In the mixed category, as I mentioned above, things get really muddy. There’s always some mix of both strength/power and endurance required but it depends heavily on the sport. Soccer certainly has a speed component but body size per se isn’t a big issue; in fact too much mass would be a detriment.
Compare that to rugby where larger individuals are seen because they are busy running into one another. Rugby will do more weight room work (for size, strength and power) than soccer. American Football, depending on the position (again, consider lineman who needs to be a wall who can explode over and over again to a back) can have requirements ranging from ‘be a brick wall’ to ‘100 sprint speed with cutting ability’.
But American football players will, on average, dwarf rugby players.
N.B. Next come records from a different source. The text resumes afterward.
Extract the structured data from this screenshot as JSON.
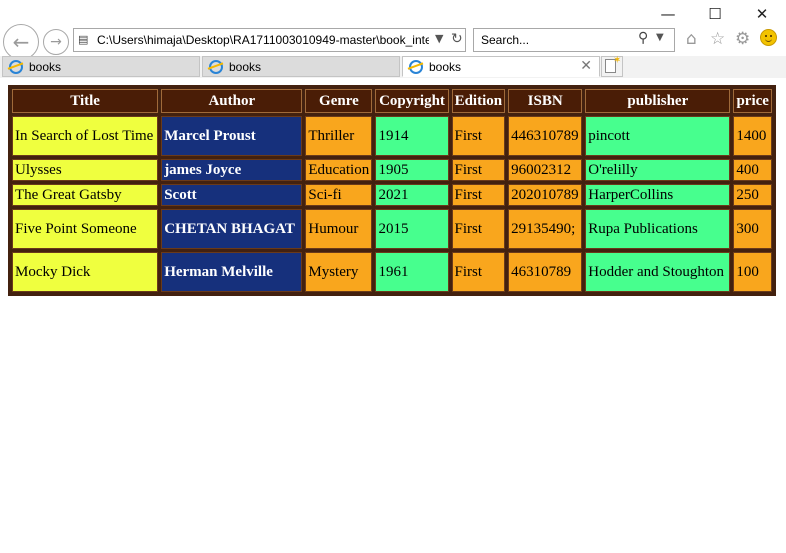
{
  "browser": {
    "address": "C:\\Users\\himaja\\Desktop\\RA1711003010949-master\\book_inte",
    "search_placeholder": "Search...",
    "tabs": [
      {
        "label": "books",
        "active": false
      },
      {
        "label": "books",
        "active": false
      },
      {
        "label": "books",
        "active": true
      }
    ]
  },
  "table": {
    "headers": [
      "Title",
      "Author",
      "Genre",
      "Copyright",
      "Edition",
      "ISBN",
      "publisher",
      "price"
    ],
    "rows": [
      [
        "In Search of Lost Time",
        "Marcel Proust",
        "Thriller",
        "1914",
        "First",
        "446310789",
        "pincott",
        "1400"
      ],
      [
        "Ulysses",
        "james Joyce",
        "Education",
        "1905",
        "First",
        "96002312",
        "O'relilly",
        "400"
      ],
      [
        "The Great Gatsby",
        "Scott",
        "Sci-fi",
        "2021",
        "First",
        "202010789",
        "HarperCollins",
        "250"
      ],
      [
        "Five Point Someone",
        "CHETAN BHAGAT",
        "Humour",
        "2015",
        "First",
        "29135490;",
        "Rupa Publications",
        "300"
      ],
      [
        "Mocky Dick",
        "Herman Melville",
        "Mystery",
        "1961",
        "First",
        "46310789",
        "Hodder and Stoughton",
        "100"
      ]
    ]
  },
  "colors": {
    "header_bg": "#4a1d06",
    "title_bg": "#efff3f",
    "author_bg": "#16307c",
    "orange_bg": "#f9a61d",
    "green_bg": "#47ff8e"
  }
}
Rugby goes non-stop and has a much higher continous endurance component because of it; too much body mass is detrimental because a 300 pound guy won’t be lugging himself around the rugby pitch (field? rink?) for 2 long halves very effectively. Contrast that to the stop and go nature of American football (along with side changes and the other differences in the sport).
In the combat sports, there is an equally odd mix again depending on the sport. Olympic wrestling is 3X2 minute rounds putting it more on the explosive strength/power end of things while boxing can go far longer requiring more endurance. MMA is somewhere in the middle (multiple 5 minute rounds under most circumstances).
The middle distances of most endurance sports (sport scientists often refer to a ‘mystery zone’ between about 2-8 minutes where nobody can quite figure out what’s best) require a heady balance of speed, power, endurance, acid buffering, etc. And athletes may approach it from different directions depending on their strengths or weaknesses or that of their competitors.
Even in the endurance sports there is variance and things are more discontinuous than discrete. Rowers who start from a dead stop need the strength/power to get up to speed and then suffer for about 6-8 minutes. Runners don’t need that type of starting speed but the eccentric component is one that may benefit from some weight and jumping work (some studies show benefits to running performance from explosive training); and with race time dropping there is still a requirement for top end speed.
Cycling events can range from shorter criteriums (with a huge requirement for explosive ability out of the corners) to 6 hour road races to insanity like 24 hour mountain bike events or the RAAM. Even there the type of cyclist (sprinter vs. climber vs. all arounder) can determine a slightly different mix of training types and requirements.
But even with that said, I still find that sports within each category are more similar to themselves than they are to sports in the other categories. Yes, it’s murky in some places and would be better presented as a true continuum but that’s too much of a hassle to draw out so three discrete categories it is. Given that, in the pure categories at least, there is typically a dominant training type (pure strength/power vs. pure endurance training) I don’t see a real issue. The mixed sports cateogory is where things truly get the muddiest but, again, there’s always some mix of training being done.
And of course, the sport type which determines the types of dominant training done which determines the adaptations seen have important implications for the nutritional requirements of different sports. But that’s another article for another day.
- Applied Nutrition for Mixed Sports
- Fat Loss for Athletes: Part 1
- Two Quick Announcements
- Categories of Weight Training: Part 11
- Methods of Endurance Training Part 2: Miles Build Champions